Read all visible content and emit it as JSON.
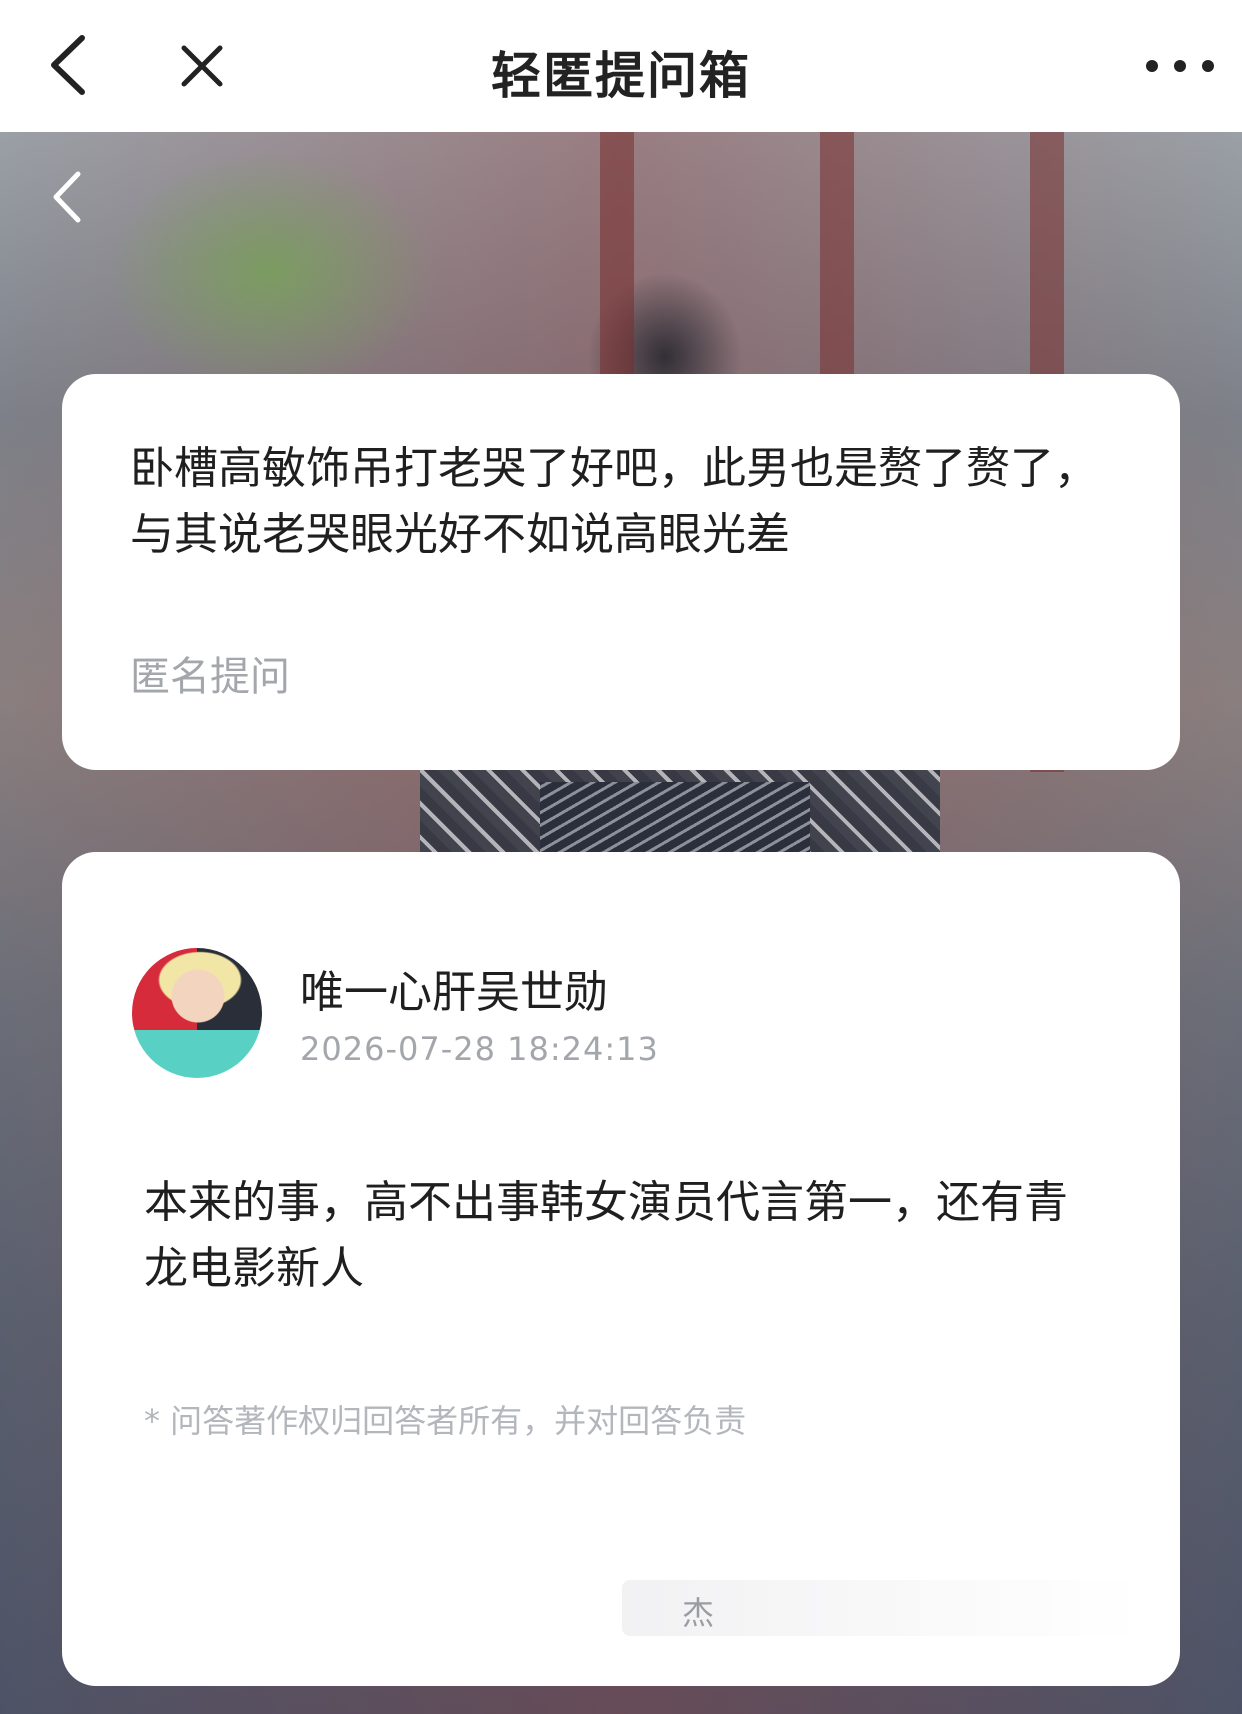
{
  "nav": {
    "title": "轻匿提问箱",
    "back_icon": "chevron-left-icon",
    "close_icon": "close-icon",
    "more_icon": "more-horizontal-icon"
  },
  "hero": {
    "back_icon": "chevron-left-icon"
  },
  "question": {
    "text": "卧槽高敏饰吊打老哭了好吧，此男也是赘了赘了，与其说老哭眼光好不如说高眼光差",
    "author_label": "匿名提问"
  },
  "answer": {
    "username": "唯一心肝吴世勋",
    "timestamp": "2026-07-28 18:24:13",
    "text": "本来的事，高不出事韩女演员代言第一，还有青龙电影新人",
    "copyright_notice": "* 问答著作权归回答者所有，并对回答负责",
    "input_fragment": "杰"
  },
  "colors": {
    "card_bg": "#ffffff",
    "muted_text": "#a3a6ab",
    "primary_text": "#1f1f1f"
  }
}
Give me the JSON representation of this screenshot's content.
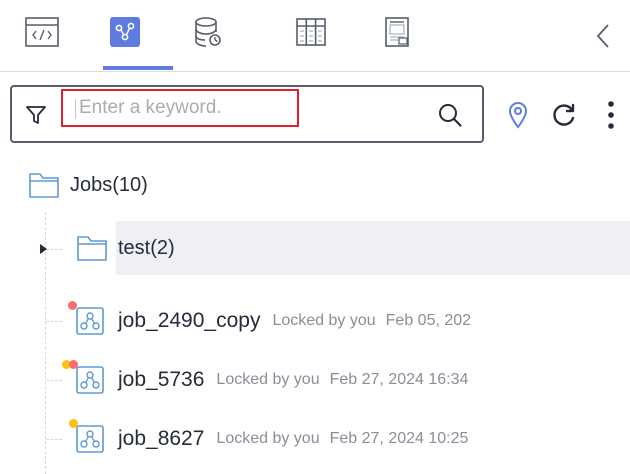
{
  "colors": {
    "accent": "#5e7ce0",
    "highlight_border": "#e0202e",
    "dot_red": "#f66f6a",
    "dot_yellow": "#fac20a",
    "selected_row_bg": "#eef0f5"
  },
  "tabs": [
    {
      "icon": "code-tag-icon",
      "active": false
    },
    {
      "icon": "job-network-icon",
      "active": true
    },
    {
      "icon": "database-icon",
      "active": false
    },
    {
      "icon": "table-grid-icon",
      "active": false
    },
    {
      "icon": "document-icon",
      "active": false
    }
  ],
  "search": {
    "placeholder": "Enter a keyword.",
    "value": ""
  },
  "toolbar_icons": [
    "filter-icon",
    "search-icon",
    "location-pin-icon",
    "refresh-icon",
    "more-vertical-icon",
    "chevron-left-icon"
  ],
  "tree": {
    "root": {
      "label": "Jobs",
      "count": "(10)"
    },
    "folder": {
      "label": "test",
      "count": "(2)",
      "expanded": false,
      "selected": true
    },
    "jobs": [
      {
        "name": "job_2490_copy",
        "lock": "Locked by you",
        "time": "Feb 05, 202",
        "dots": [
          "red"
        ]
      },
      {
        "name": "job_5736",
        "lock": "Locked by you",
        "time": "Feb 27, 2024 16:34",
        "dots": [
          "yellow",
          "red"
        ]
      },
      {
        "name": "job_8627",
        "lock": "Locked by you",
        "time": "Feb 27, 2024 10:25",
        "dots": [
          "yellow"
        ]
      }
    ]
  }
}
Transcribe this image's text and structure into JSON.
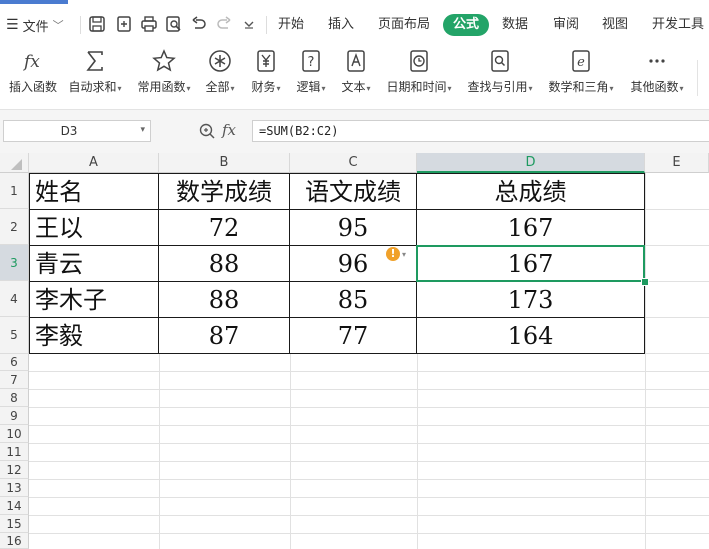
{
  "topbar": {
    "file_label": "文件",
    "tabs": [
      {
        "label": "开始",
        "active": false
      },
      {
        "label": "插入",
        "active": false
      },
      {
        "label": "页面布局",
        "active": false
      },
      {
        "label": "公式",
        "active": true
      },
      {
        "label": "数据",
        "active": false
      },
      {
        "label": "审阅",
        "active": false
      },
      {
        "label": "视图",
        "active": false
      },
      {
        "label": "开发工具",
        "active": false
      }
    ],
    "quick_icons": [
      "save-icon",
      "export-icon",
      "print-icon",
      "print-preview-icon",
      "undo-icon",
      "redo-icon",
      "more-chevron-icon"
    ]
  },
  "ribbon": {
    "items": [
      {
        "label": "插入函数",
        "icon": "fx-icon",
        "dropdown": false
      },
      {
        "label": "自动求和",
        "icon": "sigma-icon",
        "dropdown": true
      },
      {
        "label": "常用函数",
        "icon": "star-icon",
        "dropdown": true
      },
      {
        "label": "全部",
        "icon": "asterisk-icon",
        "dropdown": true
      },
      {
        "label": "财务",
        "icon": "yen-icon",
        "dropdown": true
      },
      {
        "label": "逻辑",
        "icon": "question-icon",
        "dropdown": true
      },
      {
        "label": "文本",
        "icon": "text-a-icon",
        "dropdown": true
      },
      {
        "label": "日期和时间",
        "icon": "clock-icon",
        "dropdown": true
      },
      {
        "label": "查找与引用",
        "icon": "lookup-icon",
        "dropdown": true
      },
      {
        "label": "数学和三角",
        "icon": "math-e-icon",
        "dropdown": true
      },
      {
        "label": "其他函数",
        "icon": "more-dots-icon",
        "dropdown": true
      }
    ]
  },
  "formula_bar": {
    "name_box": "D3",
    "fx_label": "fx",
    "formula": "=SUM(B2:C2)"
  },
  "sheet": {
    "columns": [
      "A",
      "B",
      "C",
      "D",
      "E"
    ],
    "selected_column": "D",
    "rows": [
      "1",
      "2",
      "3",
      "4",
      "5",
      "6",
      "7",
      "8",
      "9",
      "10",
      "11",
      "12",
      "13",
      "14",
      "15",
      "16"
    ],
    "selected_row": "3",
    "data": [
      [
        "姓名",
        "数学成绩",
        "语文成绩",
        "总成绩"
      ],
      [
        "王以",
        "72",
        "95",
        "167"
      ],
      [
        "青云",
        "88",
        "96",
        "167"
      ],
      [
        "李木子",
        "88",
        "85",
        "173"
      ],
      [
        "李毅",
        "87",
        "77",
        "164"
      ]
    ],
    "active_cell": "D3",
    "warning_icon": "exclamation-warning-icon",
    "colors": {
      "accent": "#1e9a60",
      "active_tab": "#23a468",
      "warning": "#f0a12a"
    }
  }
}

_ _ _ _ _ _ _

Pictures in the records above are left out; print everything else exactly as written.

**Solution below**
Read all visible content and emit it as JSON.
{
  "nav": {
    "title": "轻匿提问箱",
    "back_icon": "chevron-left-icon",
    "close_icon": "close-icon",
    "more_icon": "more-horizontal-icon"
  },
  "hero": {
    "back_icon": "chevron-left-icon"
  },
  "question": {
    "text": "卧槽高敏饰吊打老哭了好吧，此男也是赘了赘了，与其说老哭眼光好不如说高眼光差",
    "author_label": "匿名提问"
  },
  "answer": {
    "username": "唯一心肝吴世勋",
    "timestamp": "2026-07-28 18:24:13",
    "text": "本来的事，高不出事韩女演员代言第一，还有青龙电影新人",
    "copyright_notice": "* 问答著作权归回答者所有，并对回答负责",
    "input_fragment": "杰"
  },
  "colors": {
    "card_bg": "#ffffff",
    "muted_text": "#a3a6ab",
    "primary_text": "#1f1f1f"
  }
}
Give me the JSON representation of this screenshot's content.
{
  "colors": {
    "accent": "#5e7ce0",
    "highlight_border": "#e0202e",
    "dot_red": "#f66f6a",
    "dot_yellow": "#fac20a",
    "selected_row_bg": "#eef0f5"
  },
  "tabs": [
    {
      "icon": "code-tag-icon",
      "active": false
    },
    {
      "icon": "job-network-icon",
      "active": true
    },
    {
      "icon": "database-icon",
      "active": false
    },
    {
      "icon": "table-grid-icon",
      "active": false
    },
    {
      "icon": "document-icon",
      "active": false
    }
  ],
  "search": {
    "placeholder": "Enter a keyword.",
    "value": ""
  },
  "toolbar_icons": [
    "filter-icon",
    "search-icon",
    "location-pin-icon",
    "refresh-icon",
    "more-vertical-icon",
    "chevron-left-icon"
  ],
  "tree": {
    "root": {
      "label": "Jobs",
      "count": "(10)"
    },
    "folder": {
      "label": "test",
      "count": "(2)",
      "expanded": false,
      "selected": true
    },
    "jobs": [
      {
        "name": "job_2490_copy",
        "lock": "Locked by you",
        "time": "Feb 05, 202",
        "dots": [
          "red"
        ]
      },
      {
        "name": "job_5736",
        "lock": "Locked by you",
        "time": "Feb 27, 2024 16:34",
        "dots": [
          "yellow",
          "red"
        ]
      },
      {
        "name": "job_8627",
        "lock": "Locked by you",
        "time": "Feb 27, 2024 10:25",
        "dots": [
          "yellow"
        ]
      }
    ]
  }
}
Transcribe this image's text and structure into JSON.
{
  "topbar": {
    "file_label": "文件",
    "tabs": [
      {
        "label": "开始",
        "active": false
      },
      {
        "label": "插入",
        "active": false
      },
      {
        "label": "页面布局",
        "active": false
      },
      {
        "label": "公式",
        "active": true
      },
      {
        "label": "数据",
        "active": false
      },
      {
        "label": "审阅",
        "active": false
      },
      {
        "label": "视图",
        "active": false
      },
      {
        "label": "开发工具",
        "active": false
      }
    ],
    "quick_icons": [
      "save-icon",
      "export-icon",
      "print-icon",
      "print-preview-icon",
      "undo-icon",
      "redo-icon",
      "more-chevron-icon"
    ]
  },
  "ribbon": {
    "items": [
      {
        "label": "插入函数",
        "icon": "fx-icon",
        "dropdown": false
      },
      {
        "label": "自动求和",
        "icon": "sigma-icon",
        "dropdown": true
      },
      {
        "label": "常用函数",
        "icon": "star-icon",
        "dropdown": true
      },
      {
        "label": "全部",
        "icon": "asterisk-icon",
        "dropdown": true
      },
      {
        "label": "财务",
        "icon": "yen-icon",
        "dropdown": true
      },
      {
        "label": "逻辑",
        "icon": "question-icon",
        "dropdown": true
      },
      {
        "label": "文本",
        "icon": "text-a-icon",
        "dropdown": true
      },
      {
        "label": "日期和时间",
        "icon": "clock-icon",
        "dropdown": true
      },
      {
        "label": "查找与引用",
        "icon": "lookup-icon",
        "dropdown": true
      },
      {
        "label": "数学和三角",
        "icon": "math-e-icon",
        "dropdown": true
      },
      {
        "label": "其他函数",
        "icon": "more-dots-icon",
        "dropdown": true
      }
    ]
  },
  "formula_bar": {
    "name_box": "D3",
    "fx_label": "fx",
    "formula": "=SUM(B2:C2)"
  },
  "sheet": {
    "columns": [
      "A",
      "B",
      "C",
      "D",
      "E"
    ],
    "selected_column": "D",
    "rows": [
      "1",
      "2",
      "3",
      "4",
      "5",
      "6",
      "7",
      "8",
      "9",
      "10",
      "11",
      "12",
      "13",
      "14",
      "15",
      "16"
    ],
    "selected_row": "3",
    "data": [
      [
        "姓名",
        "数学成绩",
        "语文成绩",
        "总成绩"
      ],
      [
        "王以",
        "72",
        "95",
        "167"
      ],
      [
        "青云",
        "88",
        "96",
        "167"
      ],
      [
        "李木子",
        "88",
        "85",
        "173"
      ],
      [
        "李毅",
        "87",
        "77",
        "164"
      ]
    ],
    "active_cell": "D3",
    "warning_icon": "exclamation-warning-icon",
    "colors": {
      "accent": "#1e9a60",
      "active_tab": "#23a468",
      "warning": "#f0a12a"
    }
  }
}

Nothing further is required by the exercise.